~Featured image by Cottonbro
Written by Bella Richmond, Intern, Met Sacramento High School
Despite my hopes, school is not back to normal. My name is Bella, and I’m a Junior in high school. I’m a student at the Met Sacramento, which has been in session since September 2nd. Coming back in person, I didn’t see any suggestions for how students could emotionally adapt to being back in school. I am not the only one having a hard time leaving quarantine-related struggles at the door. According to AP News, more than 120,000 U.S. children lost a primary caregiver in the pandemic, and another 22,000 children experienced the death of a secondary caregiver. Coronavirus is not over yet, and the expectation that students should academically perform at the same level as before the pandemic is unrealistic. I reached out to four other students at my school to get their takes on being in person. From their interviews, I gleaned that the transition into school affected each student uniquely, according to their experiences at home and in online school during the lockdown.
The interviews gave me an idea of how my school has succeeded and failed to help students back into school. The Met Sacramento was somewhat prepared for pandemic learning, with most work already being submitted online and three advisory groups of students in each grade. My peers all talked about the benefits of the daily routine that in-person learning provides. For some, it is a struggle to adapt to the expectations of being back in school. One student, Kara, talked about the pressure that came from her drop in her grades after returning to school. She said, “I have made it through distance learning, so why am I not succeeding?” Another student I interviewed, Carmen, talked about the many responsibilities she had during the pandemic. She spoke about teens who worked or took care of their siblings during the lockdown and still have those responsibilities in school. The students I interviewed agreed that the adaptation process was abrupt, but they are all happy to be back in the classroom.
There are students who haven’t adapted to school in person yet because of pandemic-related struggles. The teenagers I talked with are all having to forge a path back to normalcy on their own, and we are the lucky ones. One student I interviewed had Coronavirus recently. He said, “It’s frustrating to do everything right; wear a mask, sanitize your hands, get vaccinated, and you still get it.” The disparity in grades between students with and without socio-economic disadvantages is worse because of the pandemic. Students are still figuring out in-person school, as are teachers. Our teachers faced their own struggles in quarantine.
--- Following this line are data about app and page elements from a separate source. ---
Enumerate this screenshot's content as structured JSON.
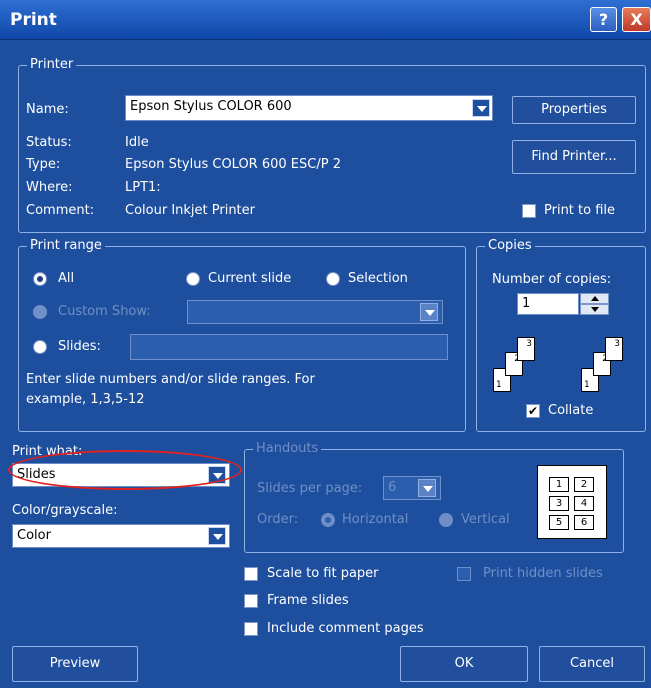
{
  "window": {
    "title": "Print",
    "help_btn": "?",
    "close_btn": "X"
  },
  "printer": {
    "legend": "Printer",
    "name_label": "Name:",
    "name_value": "Epson Stylus COLOR 600",
    "status_label": "Status:",
    "status_value": "Idle",
    "type_label": "Type:",
    "type_value": "Epson Stylus COLOR 600 ESC/P 2",
    "where_label": "Where:",
    "where_value": "LPT1:",
    "comment_label": "Comment:",
    "comment_value": "Colour Inkjet Printer",
    "properties_btn": "Properties",
    "find_printer_btn": "Find Printer...",
    "print_to_file_label": "Print to file",
    "print_to_file_checked": false
  },
  "print_range": {
    "legend": "Print range",
    "all_label": "All",
    "current_slide_label": "Current slide",
    "selection_label": "Selection",
    "custom_show_label": "Custom Show:",
    "slides_label": "Slides:",
    "slides_value": "",
    "hint": "Enter slide numbers and/or slide ranges. For example, 1,3,5-12",
    "selected": "All"
  },
  "copies": {
    "legend": "Copies",
    "count_label": "Number of copies:",
    "count_value": "1",
    "collate_label": "Collate",
    "collate_checked": true,
    "stack_labels": [
      "1",
      "2",
      "3"
    ]
  },
  "print_what": {
    "label": "Print what:",
    "value": "Slides"
  },
  "color": {
    "label": "Color/grayscale:",
    "value": "Color"
  },
  "handouts": {
    "legend": "Handouts",
    "per_page_label": "Slides per page:",
    "per_page_value": "6",
    "order_label": "Order:",
    "horizontal_label": "Horizontal",
    "vertical_label": "Vertical",
    "preview_numbers": [
      "1",
      "2",
      "3",
      "4",
      "5",
      "6"
    ]
  },
  "options": {
    "scale_to_fit": "Scale to fit paper",
    "frame_slides": "Frame slides",
    "include_comments": "Include comment pages",
    "print_hidden": "Print hidden slides"
  },
  "buttons": {
    "preview": "Preview",
    "ok": "OK",
    "cancel": "Cancel"
  },
  "colors": {
    "dialog_bg": "#1e4f9e",
    "titlebar": "#2f6fd3",
    "annotation": "#e0211f"
  }
}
My next goal is to uncover the challenges unique to educators now that school is in-person and to start piecing together how teachers and students alike can help more youth adapt to their school’s expectations.
Bella Richmond is a junior at the Met Sacramento High School, and she is interning with the Tower of Youth two days a week at Capsity Oak Park. Bella is also a contributing Youth Media Reporter for AccessLocal.TV.